On a fellowship year in Europe after I graduated from college, I began my lifelong habit of working in coffee shops and cafés, sometimes downgraded to fast food joints. Those were the great days of youth, of mispronouncing names, gawking at menus, art, women. . . . I stayed in hostels, walked constantly. That's when I discovered the work of Baudelaire, who inaugurated our modernity, and his notion of the flâneur, "a botanist of the sidewalk." The concept of the flâneur inspired and, indeed, still inspires me. Baudelaire helped me consider the poet as a walker in a modern city, whatever that city is, even a city awash in automobiles (I have lived in Chicago, Philadelphia, Detroit, Houston and New York), a walker who inevitably ends up sitting down with an open book and a pad of paper.
"A poem is a walk," A. R. Ammons claimed. Some of my first characteristic poems were pieces in which I imagined walking around the city with beloved poets as guides.

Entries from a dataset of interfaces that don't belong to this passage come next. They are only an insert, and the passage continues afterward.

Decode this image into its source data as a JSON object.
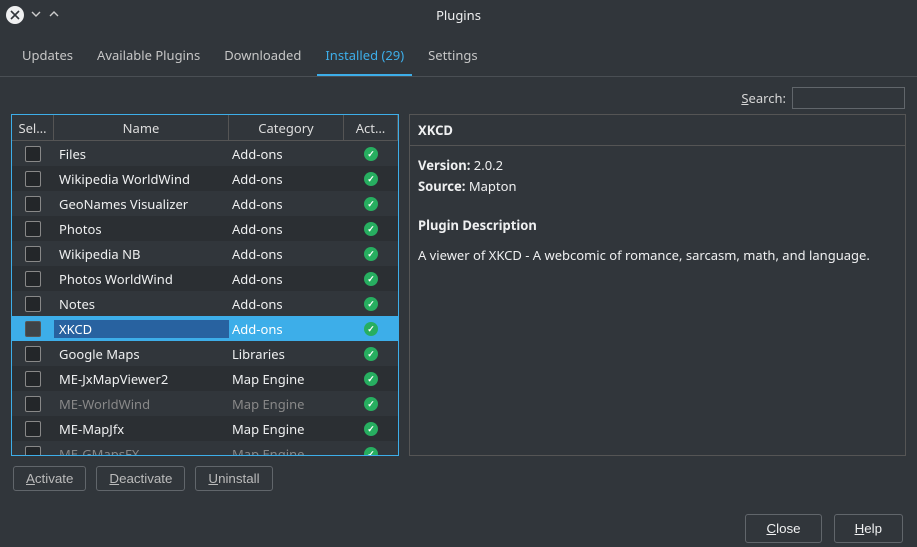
{
  "window_title": "Plugins",
  "tabs": {
    "updates": "Updates",
    "available": "Available Plugins",
    "downloaded": "Downloaded",
    "installed": "Installed (29)",
    "settings": "Settings"
  },
  "search_label": "Search:",
  "search_value": "",
  "columns": {
    "sel": "Sel…",
    "name": "Name",
    "cat": "Category",
    "act": "Act…"
  },
  "rows": [
    {
      "name": "Files",
      "cat": "Add-ons",
      "dim": false
    },
    {
      "name": "Wikipedia WorldWind",
      "cat": "Add-ons",
      "dim": false
    },
    {
      "name": "GeoNames Visualizer",
      "cat": "Add-ons",
      "dim": false
    },
    {
      "name": "Photos",
      "cat": "Add-ons",
      "dim": false
    },
    {
      "name": "Wikipedia NB",
      "cat": "Add-ons",
      "dim": false
    },
    {
      "name": "Photos WorldWind",
      "cat": "Add-ons",
      "dim": false
    },
    {
      "name": "Notes",
      "cat": "Add-ons",
      "dim": false
    },
    {
      "name": "XKCD",
      "cat": "Add-ons",
      "selected": true,
      "dim": false
    },
    {
      "name": "Google Maps",
      "cat": "Libraries",
      "dim": false
    },
    {
      "name": "ME-JxMapViewer2",
      "cat": "Map Engine",
      "dim": false
    },
    {
      "name": "ME-WorldWind",
      "cat": "Map Engine",
      "dim": true
    },
    {
      "name": "ME-MapJfx",
      "cat": "Map Engine",
      "dim": false
    },
    {
      "name": "ME-GMapsFX",
      "cat": "Map Engine",
      "dim": true
    }
  ],
  "action_buttons": {
    "activate": "Activate",
    "deactivate": "Deactivate",
    "uninstall": "Uninstall"
  },
  "details": {
    "title": "XKCD",
    "version_label": "Version:",
    "version": "2.0.2",
    "source_label": "Source:",
    "source": "Mapton",
    "desc_header": "Plugin Description",
    "desc": "A viewer of XKCD - A webcomic of romance, sarcasm, math, and language."
  },
  "footer": {
    "close": "Close",
    "help": "Help"
  }
}
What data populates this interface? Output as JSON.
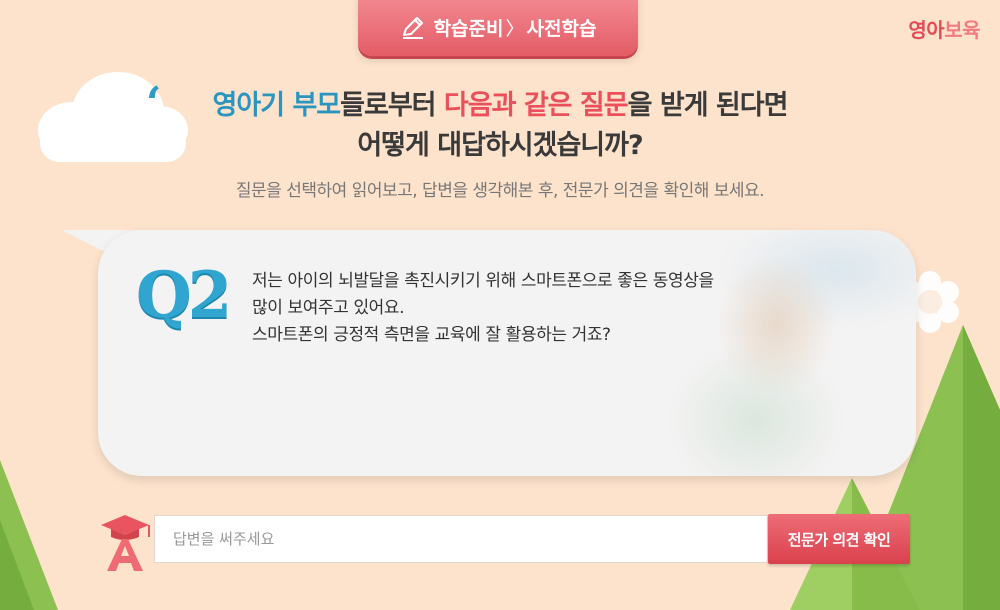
{
  "header": {
    "breadcrumb_part1": "학습준비",
    "breadcrumb_sep": "〉",
    "breadcrumb_part2": "사전학습",
    "brand_part1": "영아",
    "brand_part2": "보육"
  },
  "headline": {
    "line1_blue": "영아기 부모",
    "line1_plain1": "들로부터 ",
    "line1_red": "다음과 같은 질문",
    "line1_plain2": "을 받게 된다면",
    "line2": "어떻게 대답하시겠습니까?"
  },
  "instruction": "질문을 선택하여 읽어보고, 답변을 생각해본 후, 전문가 의견을 확인해 보세요.",
  "question": {
    "label": "Q2",
    "lines": [
      "저는 아이의 뇌발달을 촉진시키기 위해 스마트폰으로 좋은 동영상을",
      "많이 보여주고 있어요.",
      "스마트폰의 긍정적 측면을 교육에 잘 활용하는 거죠?"
    ]
  },
  "answer": {
    "placeholder": "답변을 써주세요",
    "value": "",
    "icon": "graduation-cap-letter-a-icon",
    "button_label": "전문가 의견 확인"
  },
  "colors": {
    "background": "#fde3cc",
    "accent_red": "#e35c66",
    "accent_blue": "#2b95bf",
    "tree_green": "#8cc152"
  }
}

My model was the way that Dante called on Virgil to lead him through the terrifying circles of hell. And so I called on the Peruvian poet César Vallejo to walk with me in Paris, where he had written his deeply human poems ("Poemas humanos") and where he died in poverty, and the Spanish poet Federico García Lorca to walk with me on the Upper West Side of New York City, where he had spent a critical year of his life, which resulted in his startling testament, a collection he called Poeta en Nueva York (Poet in New York). These were the poems of my apprenticeship, but in the end my guides deserted me, as all guides must, and left me to my own devices.
Now I walk in Prospect Park, which is near my apartment in Brooklyn. In April, I coast along under the trees, which seem poised on the edge of a great transformation, and try to stay away from the shadowy edges that seem stuck somewhere in mid-March. I walk over Brooklyn Bridge, which so inspired Hart Crane, Marianne Moore and Vladimir Mayakovsky, and make my way to the lower East Side, where my grandfather first stayed when he came to the New World.
One morning last year I sat in an empty coffee shop in the early morning and tried to write a poem about walking with my grandfather on the bridge over the Chicago River when I was 8 years old. It was our last walk before he died. I remembered eating cotton candy and marveling at the intricate cables of the bridge. Suddenly the memory of taking his hand became so physically overwhelming that I had to get up and roam around for a while. I was in two places at once. Then I came back and revised the lines. For a poet, that's the writing life. ·